Written by Peter CarterNovember 27, 2014
Council worker Osman Bakhit was moving temporary-fencing base slabs at Ascot’s Bartleys Hill Reservoir when he ruptured a disc in his back in 2011.
According to his compensation application lodged in December that year for “a work induced aggravation of a pre-existing condition”, the injury happened on “aprox 1 September.” The workers compensation insurer for Brisbane City Council assessed his “prolapsed intervertebral disc in the lumbar spine” at 25% WPI. Bakhit accepted the resulting offer of $72k in June 2013.
When it came time to lodge a Notice of Claim for Damages to pursue his lawsuit claim for his employer’s negligence, the accident date was said to be 13 July.
That was enough for the council’s insurer to assert the NOCD was non-compliant because any July injury had not yet been assessed. It required a new assessment under WCRA s 258. It also attempted to retract the earlier 25% assessment by reason of “purported confusion over dates of the event and uncertainty about the time of the occurrence of the injury”.
The claimant appealed that ruling to the Workers’ Compensation Regulator which was resolved in the BCC’s favour.
Without waiting for the regulator to decide, Bakhit also sought a declaration from the court that he was entitled to pursue a common-law claim for the NOCD date injury without further assessment. There was, after all, no question that the disc injury had been sustained at around that time and the WPI assessment was for the prolapse, not for aggravation.
Not as simple as that, rebuffed the council.
It claimed his medicals suggested the injury most likely occurred much later than July. Relying on the phoned in opinion of orthopaedist Peter Boys that resuming work in such a state – as he had done – from July to September was “impossible”, the council’s case was that the entire injury most likely occurred in September when the the disc prolapse was first discovered.
Bakhit – a Sudanese immigrant who needed an interpreter for most things – said he had no real understanding of the contents of the first application or what accident date had been stated in it. He argued the specific injury date was immaterial because, whatever the date, the actual injury had been fully assessed. Whether or not an injury on the date alleged was medically unlikely was a matter for an eventual trial.

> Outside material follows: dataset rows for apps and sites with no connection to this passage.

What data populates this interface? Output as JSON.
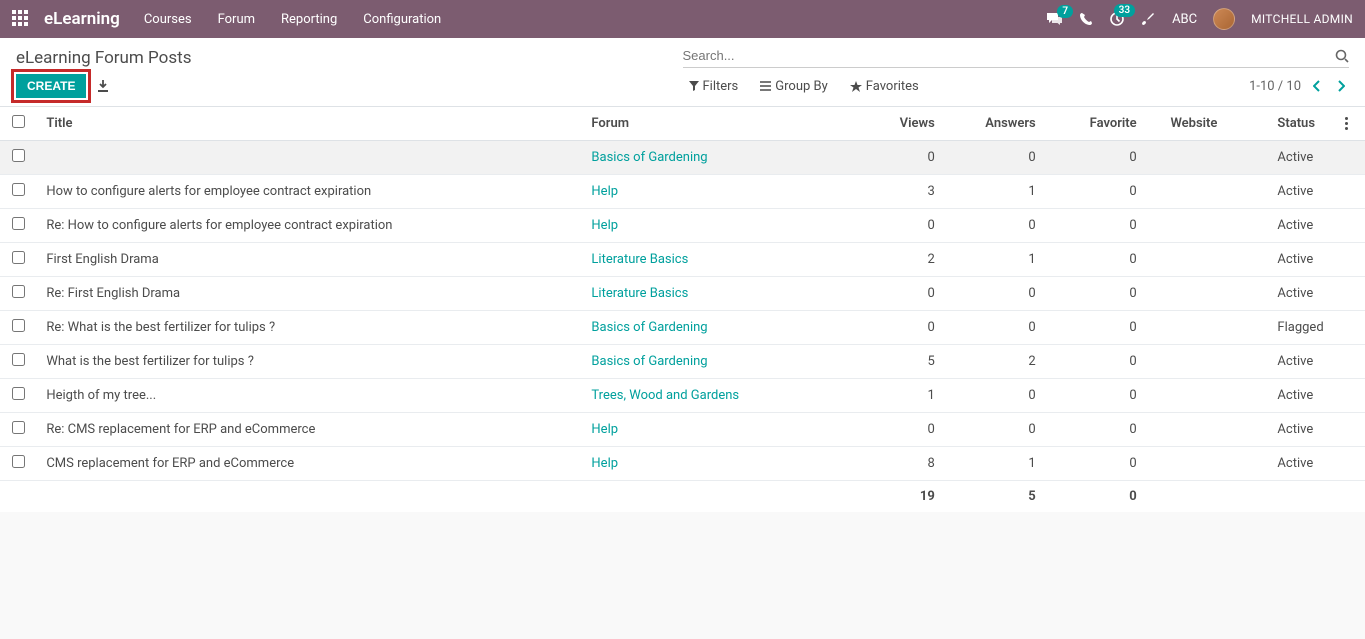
{
  "nav": {
    "brand": "eLearning",
    "menu": [
      "Courses",
      "Forum",
      "Reporting",
      "Configuration"
    ],
    "chat_badge": "7",
    "activity_badge": "33",
    "company": "ABC",
    "user": "MITCHELL ADMIN"
  },
  "breadcrumb": "eLearning Forum Posts",
  "search_placeholder": "Search...",
  "buttons": {
    "create": "Create"
  },
  "search_opts": {
    "filters": "Filters",
    "group_by": "Group By",
    "favorites": "Favorites"
  },
  "pager": "1-10 / 10",
  "columns": {
    "title": "Title",
    "forum": "Forum",
    "views": "Views",
    "answers": "Answers",
    "favorite": "Favorite",
    "website": "Website",
    "status": "Status"
  },
  "rows": [
    {
      "title": "",
      "forum": "Basics of Gardening",
      "views": "0",
      "answers": "0",
      "favorite": "0",
      "website": "",
      "status": "Active"
    },
    {
      "title": "How to configure alerts for employee contract expiration",
      "forum": "Help",
      "views": "3",
      "answers": "1",
      "favorite": "0",
      "website": "",
      "status": "Active"
    },
    {
      "title": "Re: How to configure alerts for employee contract expiration",
      "forum": "Help",
      "views": "0",
      "answers": "0",
      "favorite": "0",
      "website": "",
      "status": "Active"
    },
    {
      "title": "First English Drama",
      "forum": "Literature Basics",
      "views": "2",
      "answers": "1",
      "favorite": "0",
      "website": "",
      "status": "Active"
    },
    {
      "title": "Re: First English Drama",
      "forum": "Literature Basics",
      "views": "0",
      "answers": "0",
      "favorite": "0",
      "website": "",
      "status": "Active"
    },
    {
      "title": "Re: What is the best fertilizer for tulips ?",
      "forum": "Basics of Gardening",
      "views": "0",
      "answers": "0",
      "favorite": "0",
      "website": "",
      "status": "Flagged"
    },
    {
      "title": "What is the best fertilizer for tulips ?",
      "forum": "Basics of Gardening",
      "views": "5",
      "answers": "2",
      "favorite": "0",
      "website": "",
      "status": "Active"
    },
    {
      "title": "Heigth of my tree...",
      "forum": "Trees, Wood and Gardens",
      "views": "1",
      "answers": "0",
      "favorite": "0",
      "website": "",
      "status": "Active"
    },
    {
      "title": "Re: CMS replacement for ERP and eCommerce",
      "forum": "Help",
      "views": "0",
      "answers": "0",
      "favorite": "0",
      "website": "",
      "status": "Active"
    },
    {
      "title": "CMS replacement for ERP and eCommerce",
      "forum": "Help",
      "views": "8",
      "answers": "1",
      "favorite": "0",
      "website": "",
      "status": "Active"
    }
  ],
  "totals": {
    "views": "19",
    "answers": "5",
    "favorite": "0"
  }
}
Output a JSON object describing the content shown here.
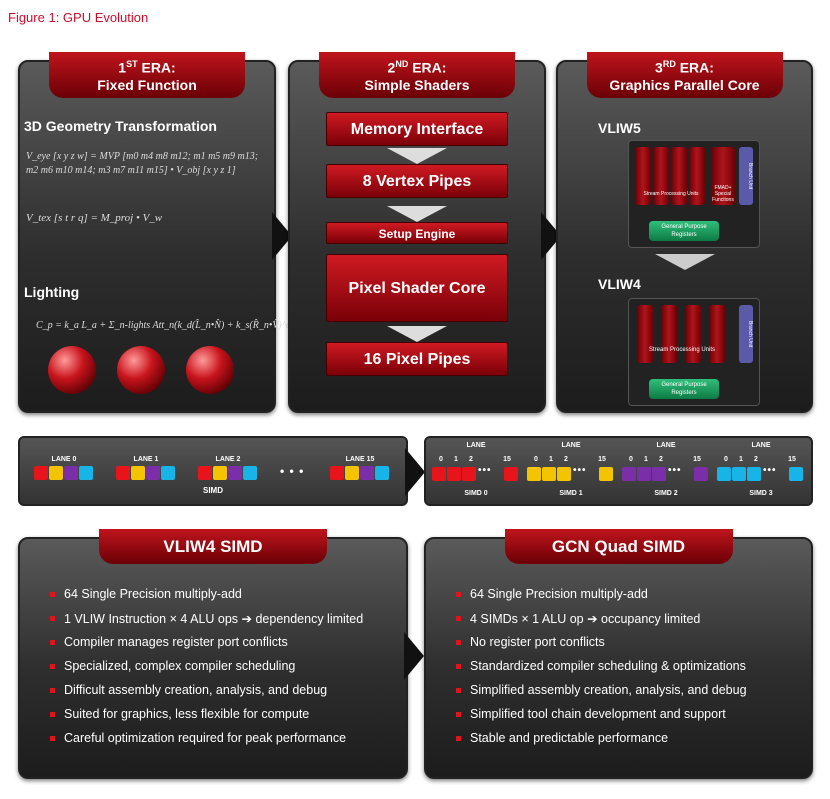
{
  "figure_title": "Figure 1: GPU Evolution",
  "eras": [
    {
      "num": "1",
      "sup": "ST",
      "label": "ERA:",
      "name": "Fixed Function"
    },
    {
      "num": "2",
      "sup": "ND",
      "label": "ERA:",
      "name": "Simple Shaders"
    },
    {
      "num": "3",
      "sup": "RD",
      "label": "ERA:",
      "name": "Graphics Parallel Core"
    }
  ],
  "era1": {
    "geometry_heading": "3D Geometry Transformation",
    "eq1": "V_eye [x y z w] = MVP [m0 m4 m8 m12; m1 m5 m9 m13; m2 m6 m10 m14; m3 m7 m11 m15] • V_obj [x y z 1]",
    "eq2": "V_tex [s t r q] = M_proj • V_w",
    "lighting_heading": "Lighting",
    "eq3": "C_p = k_a L_a + Σ_n-lights Att_n(k_d(L̂_n•N̂) + k_s(R̂_n•V̂)^α)"
  },
  "era2": {
    "blocks": [
      "Memory Interface",
      "8 Vertex Pipes",
      "Setup Engine",
      "Pixel Shader Core",
      "16 Pixel Pipes"
    ]
  },
  "era3": {
    "vliw5": "VLIW5",
    "vliw4": "VLIW4",
    "stream": "Stream Processing Units",
    "fmad": "FMAD+ Special Functions",
    "branch": "Branch Unit",
    "gpr": "General Purpose Registers"
  },
  "simd_left": {
    "lanes": [
      "LANE 0",
      "LANE 1",
      "LANE 2",
      "LANE 15"
    ],
    "label": "SIMD",
    "dots": "• • •"
  },
  "simd_right": {
    "lane": "LANE",
    "idx": [
      "0",
      "1",
      "2",
      "15"
    ],
    "dots": "•••",
    "simds": [
      "SIMD 0",
      "SIMD 1",
      "SIMD 2",
      "SIMD 3"
    ]
  },
  "colors": {
    "red": "#e8141c",
    "yellow": "#f5c400",
    "purple": "#7a2fa8",
    "cyan": "#18b4e8"
  },
  "vliw4_simd": {
    "title": "VLIW4 SIMD",
    "bullets": [
      "64 Single Precision multiply-add",
      "1 VLIW Instruction × 4 ALU ops ➔ dependency limited",
      "Compiler manages register port conflicts",
      "Specialized, complex compiler scheduling",
      "Difficult assembly creation, analysis, and debug",
      "Suited for graphics, less flexible for compute",
      "Careful optimization required for peak performance"
    ]
  },
  "gcn_simd": {
    "title": "GCN Quad SIMD",
    "bullets": [
      "64 Single Precision multiply-add",
      "4 SIMDs × 1 ALU op ➔ occupancy limited",
      "No register port conflicts",
      "Standardized compiler scheduling & optimizations",
      "Simplified assembly creation, analysis, and debug",
      "Simplified tool chain development and support",
      "Stable and predictable performance"
    ]
  }
}
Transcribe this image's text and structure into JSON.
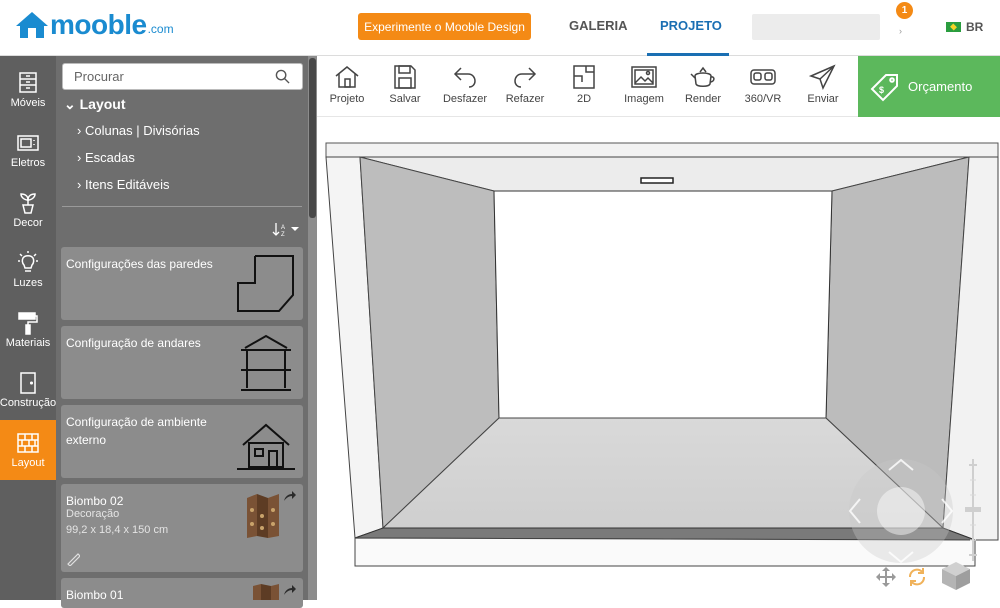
{
  "header": {
    "logo_word": "mooble",
    "logo_suffix": ".com",
    "cta_label": "Experimente o Mooble Design",
    "nav": [
      "GALERIA",
      "PROJETO"
    ],
    "notification_count": "1",
    "language": "BR"
  },
  "sidebar": {
    "items": [
      {
        "label": "Móveis",
        "icon": "cabinet-icon"
      },
      {
        "label": "Eletros",
        "icon": "microwave-icon"
      },
      {
        "label": "Decor",
        "icon": "plant-icon"
      },
      {
        "label": "Luzes",
        "icon": "bulb-icon"
      },
      {
        "label": "Materiais",
        "icon": "paint-roller-icon"
      },
      {
        "label": "Construção",
        "icon": "door-icon"
      },
      {
        "label": "Layout",
        "icon": "brick-wall-icon"
      }
    ],
    "active_item": "Layout"
  },
  "panel": {
    "search_placeholder": "Procurar",
    "tree_root": "Layout",
    "tree_items": [
      "Colunas | Divisórias",
      "Escadas",
      "Itens Editáveis"
    ],
    "cards": [
      {
        "title": "Configurações das paredes"
      },
      {
        "title": "Configuração de andares"
      },
      {
        "title": "Configuração de ambiente externo"
      },
      {
        "title": "Biombo 02",
        "category": "Decoração",
        "dimensions": "99,2 x 18,4 x 150 cm"
      },
      {
        "title": "Biombo 01"
      }
    ]
  },
  "toolbar": {
    "buttons": [
      "Projeto",
      "Salvar",
      "Desfazer",
      "Refazer",
      "2D",
      "Imagem",
      "Render",
      "360/VR",
      "Enviar"
    ],
    "budget_label": "Orçamento"
  },
  "colors": {
    "brand_blue": "#1a8bd0",
    "accent_orange": "#f48a15",
    "budget_green": "#5cb85c",
    "panel_grey": "#6e6e6e"
  }
}
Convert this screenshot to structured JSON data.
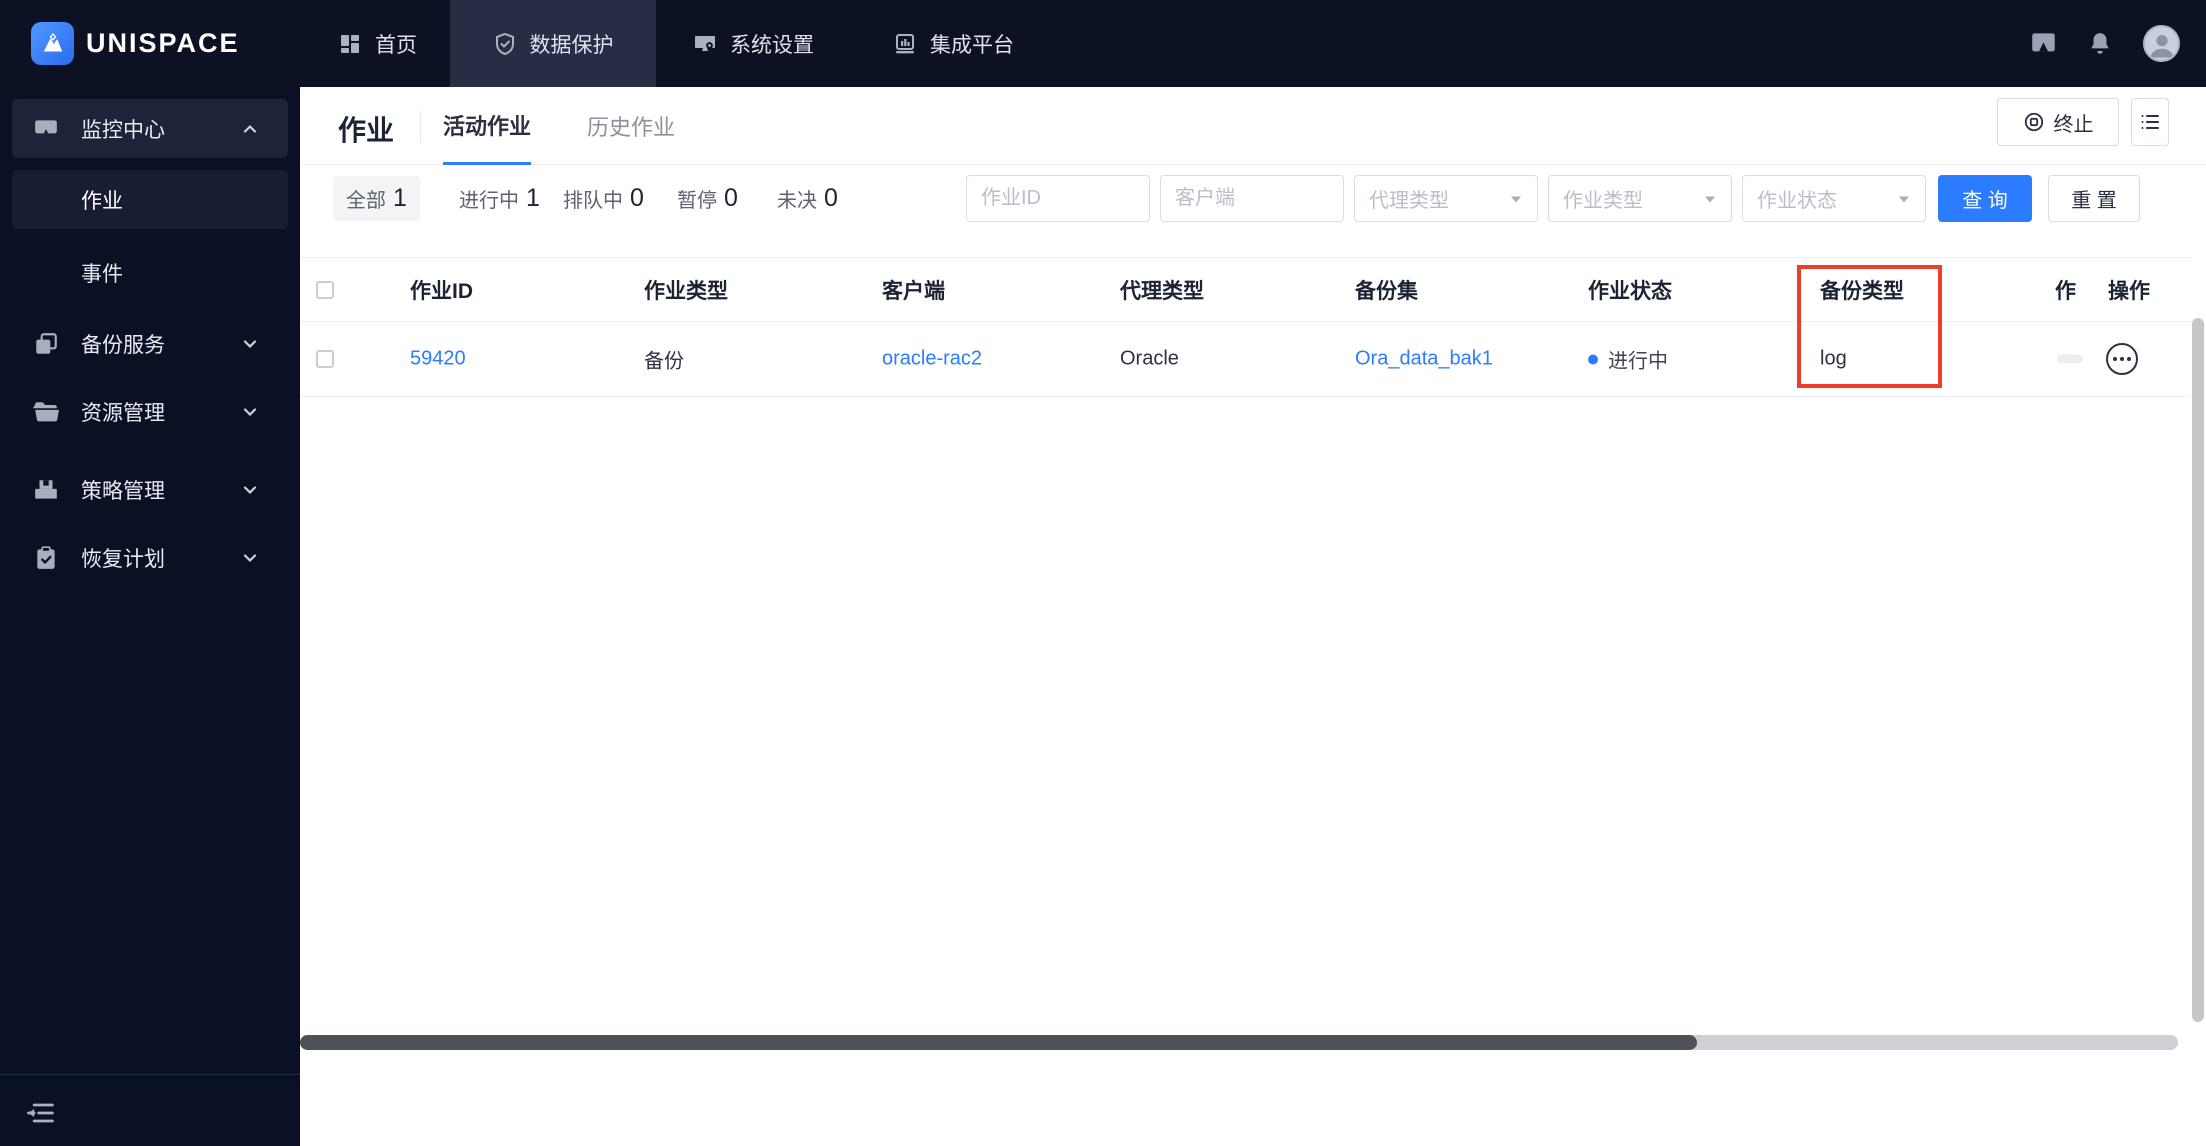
{
  "brand": {
    "name": "UNISPACE"
  },
  "topnav": {
    "items": [
      {
        "label": "首页",
        "icon": "dashboard-icon",
        "active": false
      },
      {
        "label": "数据保护",
        "icon": "shield-icon",
        "active": true
      },
      {
        "label": "系统设置",
        "icon": "monitor-gear-icon",
        "active": false
      },
      {
        "label": "集成平台",
        "icon": "chart-board-icon",
        "active": false
      }
    ],
    "right_icons": [
      "message-icon",
      "bell-icon",
      "avatar"
    ]
  },
  "sidebar": {
    "groups": [
      {
        "label": "监控中心",
        "icon": "monitor-chat-icon",
        "state": "expanded",
        "children": [
          {
            "label": "作业",
            "active": true
          },
          {
            "label": "事件",
            "active": false
          }
        ]
      },
      {
        "label": "备份服务",
        "icon": "copy-icon",
        "state": "collapsed"
      },
      {
        "label": "资源管理",
        "icon": "folder-icon",
        "state": "collapsed"
      },
      {
        "label": "策略管理",
        "icon": "device-icon",
        "state": "collapsed"
      },
      {
        "label": "恢复计划",
        "icon": "clipboard-check-icon",
        "state": "collapsed"
      }
    ]
  },
  "page": {
    "title": "作业",
    "tabs": [
      {
        "label": "活动作业",
        "active": true
      },
      {
        "label": "历史作业",
        "active": false
      }
    ],
    "actions": {
      "terminate": "终止"
    }
  },
  "filters": {
    "chips": [
      {
        "label": "全部",
        "count": "1",
        "selected": true
      },
      {
        "label": "进行中",
        "count": "1",
        "selected": false
      },
      {
        "label": "排队中",
        "count": "0",
        "selected": false
      },
      {
        "label": "暂停",
        "count": "0",
        "selected": false
      },
      {
        "label": "未决",
        "count": "0",
        "selected": false
      }
    ],
    "inputs": [
      {
        "placeholder": "作业ID",
        "value": ""
      },
      {
        "placeholder": "客户端",
        "value": ""
      }
    ],
    "selects": [
      {
        "placeholder": "代理类型"
      },
      {
        "placeholder": "作业类型"
      },
      {
        "placeholder": "作业状态"
      }
    ],
    "buttons": {
      "query": "查 询",
      "reset": "重 置"
    }
  },
  "table": {
    "columns": [
      "作业ID",
      "作业类型",
      "客户端",
      "代理类型",
      "备份集",
      "作业状态",
      "备份类型",
      "作",
      "操作"
    ],
    "rows": [
      {
        "job_id": "59420",
        "job_type": "备份",
        "client": "oracle-rac2",
        "agent_type": "Oracle",
        "backup_set": "Ora_data_bak1",
        "status": "进行中",
        "status_color": "#2b7cff",
        "backup_type": "log"
      }
    ]
  },
  "annotation": {
    "type": "red-box",
    "color": "#ef3c2d",
    "highlights_column": "备份类型"
  }
}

Judge Stuart Durward agreed: “There was one injury suffered by the applicant. Any debate about the date of the relevant event and about causation is a matter for trial”. He also criticised it for the scant basis on which the BCC premised its non-compliant ruling.
“That the council relies substantially upon the telephone conversation with Dr Boys on such an important matter seems to me to be totally inadequate.”
“Dr Boys was placed in an unenviable position in being asked to comment on documentary material without having seen the claimant, taken a history and assessed his condition in a comprehensive way”.
Notwithstanding confirmation by the Regulator of the insurer’s decision, the court ruled that the injury assessed was the same referred to in the NOCD (regardless of its precise date) and the insurer must remove all obstacles to having the worker’s claim determined by a court.
Mr Bakhit’s case will proceed to trial in mid-2015 when the injury date issue will likely loom large once again.